Wellbeing is a subject which interests me, it’s something that gets a lot of airtime, and it’s a broad brush heading under which sits lots of different stuff. I first realised this when I was asked to give a talk on the subject for Morgan Lovell and their clients back in 2013. As part of my preparation, I asked people on Twitter: ‘When you hear the term wellbeing what pops into your head?’ The answers were many and varied, and included words like ‘belonging’, ‘balanced lifestyle’, ‘flow’, ‘good health’ and much more besides.
At the event we discussed the subject of presence, and found that over two thirds of people in the room read and responded to emails whilst away on holiday. Overall, people didn’t think that working while being on holiday was a good thing, yet they felt compelled to do it. We talked about other aspects of work life balance and flow, and a strong feeling emerged that busyness gets in the way of wellbeing.
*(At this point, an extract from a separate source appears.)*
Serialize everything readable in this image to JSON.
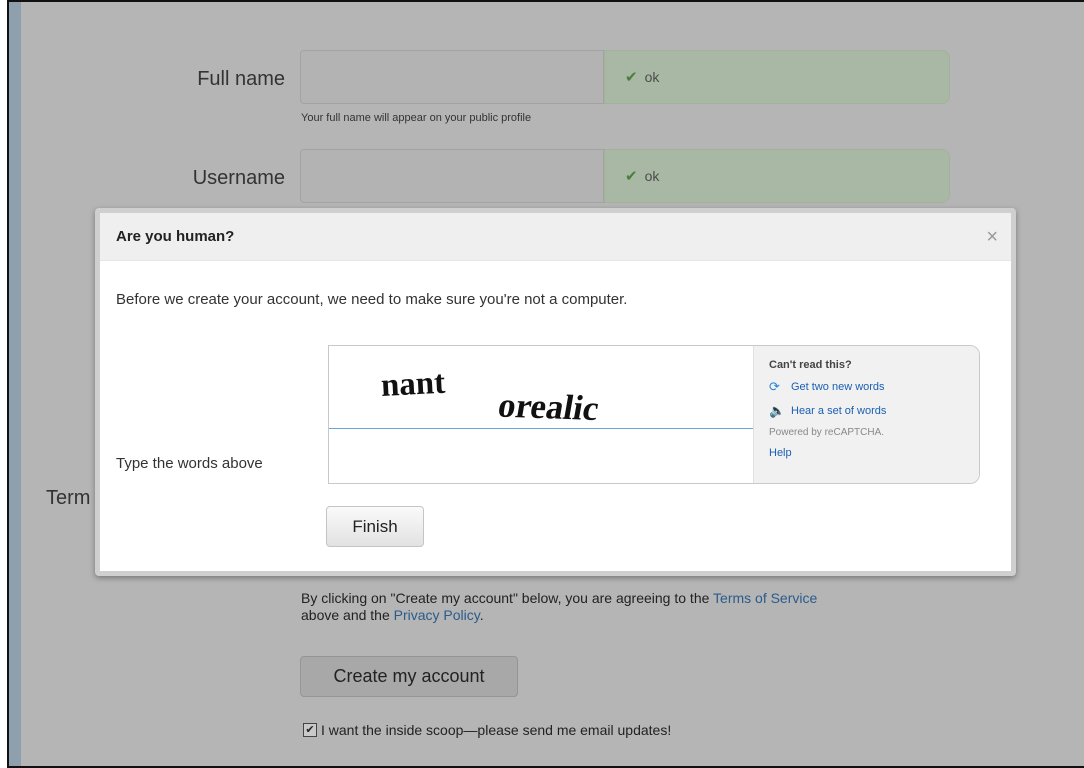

I can relate to that notion and yet it also feels a bit like an excuse to me. ‘I’m too busy to look after myself’. Really?
‘Our People Are Our Greatest Asset’
Rarely does an annual report and accounts get published that doesn’t make some grand statement about the importance of ‘our people’. Do we really mean it? The prevailing culture and behaviours at work often have a lot to do with how, and even if we can weave wellbeing into our day to day habits. I’ve always found it odd that we persist in being OK with taking fifteen minutes out of the day at regular intervals to kill yourself, sorry – I mean smoke a cigarette, but the notion of going for a walk for the same amount of time, to clear your head, or think through a few ideas, is somehow seen as skiving on company time.
Maybe this recent piece in The New York Times, which talks specifically about some of the benefits a group of volunteers (for a study at the University of Birmingham) derived from regular 30 minute lunch time strolls, will help persuade the more cynical among us? Maybe, and yet it is worth noting that:
…tellingly, many said that they anticipated being unable to continue walking after the experiment ended and a few (not counted in the final tally of volunteers) had had to drop out midway through the program. The primary impediment to their walking, Dr. Thogersen-Ntoumani said, had been “that they were expected by management to work through lunch,”…
Is it only me smiling at the thought of management expectations being described as an ‘impediment’?
It’s Easy For You To Say…
By now you might well be thinking, ‘it’s easy for him to pick holes in the way we work, he doesn’t have to actually do this stuff on a day by day basis’. And to some extent you are right. I appreciate that as a consultant, I am not bound so tightly to the hamster wheel of seemingly endless back to back meetings, and some of the other things which become expected in a larger workplace, and I also appreciate, from my own experience both in corporate life and beyond, that there are times when work is really busy. I like being busy. I like deadlines. I like getting stuff done, just not all the time. I simply can’t be useful, and productive, and good company all the time, and I don’t think you can, either, can you?
In the Autumn of last year, I came to a decision. I will make a conscious effort to integrate the practice of wellbeing into my life through a series of small experiments, and see what I can learn from this. I will share my learning openly, and you can ask me anything you like about the experiences I share. My intention, in addition to understanding and hopefully improving my own wellness, is simply to explore the idea that wellbeing, and meaningful, productive, even busy work, are not mutually exclusive. More to follow soon…